§ WHAT YOU ARE ASKED TO DO: Find and copy each line of the records where the string "Sizes" shows up.

[Items from an interface collection]

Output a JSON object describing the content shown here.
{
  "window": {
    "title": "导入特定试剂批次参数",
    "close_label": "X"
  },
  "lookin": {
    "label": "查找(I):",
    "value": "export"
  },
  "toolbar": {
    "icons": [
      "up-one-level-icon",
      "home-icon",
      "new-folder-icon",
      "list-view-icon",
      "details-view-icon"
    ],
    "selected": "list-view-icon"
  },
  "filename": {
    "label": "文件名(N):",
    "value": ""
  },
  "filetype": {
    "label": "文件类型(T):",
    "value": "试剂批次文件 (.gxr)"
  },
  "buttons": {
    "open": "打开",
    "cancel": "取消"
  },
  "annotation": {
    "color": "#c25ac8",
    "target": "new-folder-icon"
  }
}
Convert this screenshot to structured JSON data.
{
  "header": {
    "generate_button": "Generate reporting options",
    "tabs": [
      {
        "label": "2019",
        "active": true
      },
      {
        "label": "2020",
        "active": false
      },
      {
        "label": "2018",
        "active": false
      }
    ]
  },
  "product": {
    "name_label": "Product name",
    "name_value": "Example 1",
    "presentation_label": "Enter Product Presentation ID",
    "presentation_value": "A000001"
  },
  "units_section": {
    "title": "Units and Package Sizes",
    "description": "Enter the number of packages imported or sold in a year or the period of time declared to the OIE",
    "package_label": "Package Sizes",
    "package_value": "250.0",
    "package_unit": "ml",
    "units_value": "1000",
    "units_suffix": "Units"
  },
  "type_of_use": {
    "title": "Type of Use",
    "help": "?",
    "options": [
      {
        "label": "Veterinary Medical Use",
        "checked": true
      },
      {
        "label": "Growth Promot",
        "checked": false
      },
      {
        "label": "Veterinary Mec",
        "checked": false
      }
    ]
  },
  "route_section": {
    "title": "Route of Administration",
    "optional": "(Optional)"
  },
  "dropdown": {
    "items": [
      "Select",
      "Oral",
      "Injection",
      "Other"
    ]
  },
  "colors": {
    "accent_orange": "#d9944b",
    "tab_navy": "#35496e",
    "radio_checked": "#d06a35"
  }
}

§ OUTPUT BELOW:
    "title": "Units and Package Sizes",
    "package_label": "Package Sizes",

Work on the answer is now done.